Labeling GMOs mandated by bill
Published: Thursday, April 12, 2012
Updated: Wednesday, April 11, 2012 20:04
Over 70 percent of all packaged foods sold in the United States contain genetically engineered ingredients.
Without labeling mandates for these food products, consumers are in the dark about what exactly they are putting into their bodies or feeding to their loved ones.
Unless you have been living under a rock, you have probably heard of Vermont’s Right to Know Genetically Engineered Food Act (H.722). The popular legislative bill would require mandatory labels on genetically engineered food sold at retail outlets in Vermont. The bill has received an overwhelming amount of support with thousands of emails and calls and a 6-5 majority in the Vermont House Agriculture Committee.
However, the bill is losing steam with only four weeks remaining before the legislature adjourns for the year.
Despite the push to move forward, Vermont legislators are opting to idle the voting process with more public hearings in the hope to buy more time until the closing of the legislative session in the beginning of May.
This extra negotiation and lack of progression in the state House coincides with added pressure from corporate giant Monsanto, which strives to achieve sustainable agriculture.
Monsanto recently threatened a public official with the idea that it would sue Vermont if it dares to pass the bill.
Yes, Monstanto has a great deal of influence in our nation’s capitol as well as most state capitals, but elected Vermonters should not abandon public interest and ethics in the wrath of corporate intimidation.
Unfortunately, because of Monsanto’s incredibly powerful position, government and industry persistently side with the genetically modified giant rather than with the majority of the population supporting labeling.
Vermont, one of the most progressive states in the nation, needs to take responsibility and demand the basic right of knowing what is in our food.
For students passionate about the issue, there is a perfect opportunity to get involved and have your voice heard.

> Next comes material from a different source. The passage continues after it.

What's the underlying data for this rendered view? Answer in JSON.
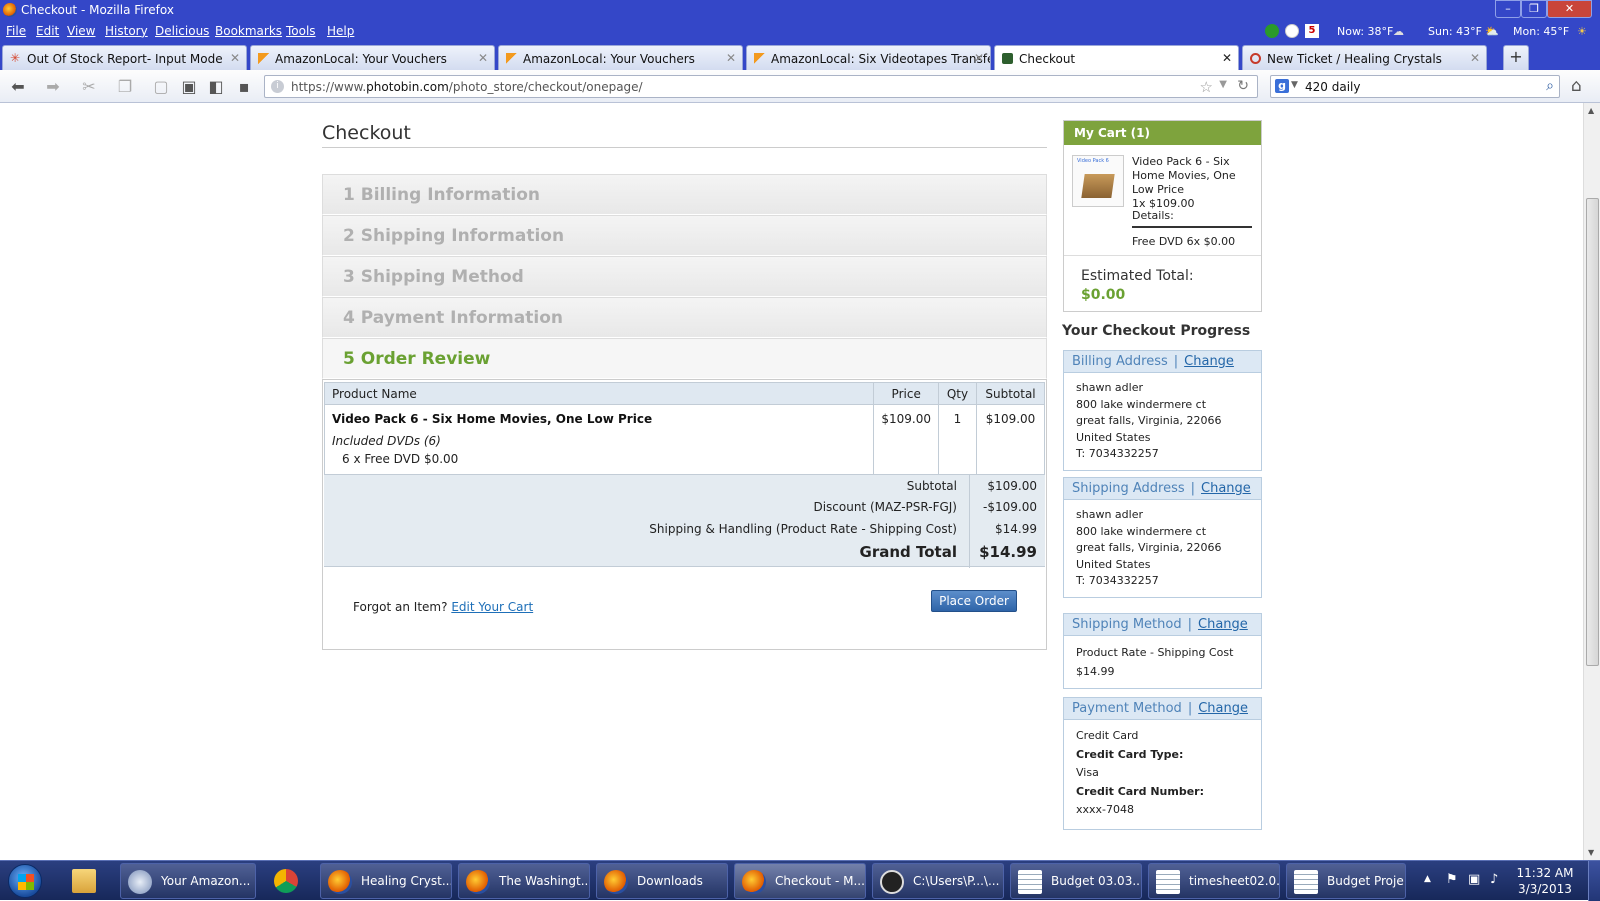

Attend the House Agriculture Committee’s public hearing on April 12 from 6:30-8:30 p.m. Let your legislators know that you want to label GMOs.